Listed records:
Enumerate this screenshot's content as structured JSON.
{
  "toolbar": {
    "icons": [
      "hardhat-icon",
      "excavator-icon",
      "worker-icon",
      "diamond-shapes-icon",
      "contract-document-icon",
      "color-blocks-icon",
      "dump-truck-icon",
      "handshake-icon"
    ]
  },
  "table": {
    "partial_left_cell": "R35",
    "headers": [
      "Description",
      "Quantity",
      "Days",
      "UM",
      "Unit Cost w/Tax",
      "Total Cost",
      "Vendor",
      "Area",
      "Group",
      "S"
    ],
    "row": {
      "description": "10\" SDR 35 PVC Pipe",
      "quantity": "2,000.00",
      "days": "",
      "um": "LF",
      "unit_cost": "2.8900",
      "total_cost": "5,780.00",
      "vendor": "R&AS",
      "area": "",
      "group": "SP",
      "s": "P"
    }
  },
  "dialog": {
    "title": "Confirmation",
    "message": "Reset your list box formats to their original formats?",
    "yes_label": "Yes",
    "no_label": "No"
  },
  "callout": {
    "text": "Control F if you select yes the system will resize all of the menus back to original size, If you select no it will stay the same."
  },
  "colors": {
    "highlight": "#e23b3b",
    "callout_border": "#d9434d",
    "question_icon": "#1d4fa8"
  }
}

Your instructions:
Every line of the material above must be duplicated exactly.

Written answer:
Enumerate this screenshot's content as structured JSON.
{
  "toolbar": {
    "icons": [
      "hardhat-icon",
      "excavator-icon",
      "worker-icon",
      "diamond-shapes-icon",
      "contract-document-icon",
      "color-blocks-icon",
      "dump-truck-icon",
      "handshake-icon"
    ]
  },
  "table": {
    "partial_left_cell": "R35",
    "headers": [
      "Description",
      "Quantity",
      "Days",
      "UM",
      "Unit Cost w/Tax",
      "Total Cost",
      "Vendor",
      "Area",
      "Group",
      "S"
    ],
    "row": {
      "description": "10\" SDR 35 PVC Pipe",
      "quantity": "2,000.00",
      "days": "",
      "um": "LF",
      "unit_cost": "2.8900",
      "total_cost": "5,780.00",
      "vendor": "R&AS",
      "area": "",
      "group": "SP",
      "s": "P"
    }
  },
  "dialog": {
    "title": "Confirmation",
    "message": "Reset your list box formats to their original formats?",
    "yes_label": "Yes",
    "no_label": "No"
  },
  "callout": {
    "text": "Control F if you select yes the system will resize all of the menus back to original size, If you select no it will stay the same."
  },
  "colors": {
    "highlight": "#e23b3b",
    "callout_border": "#d9434d",
    "question_icon": "#1d4fa8"
  }
}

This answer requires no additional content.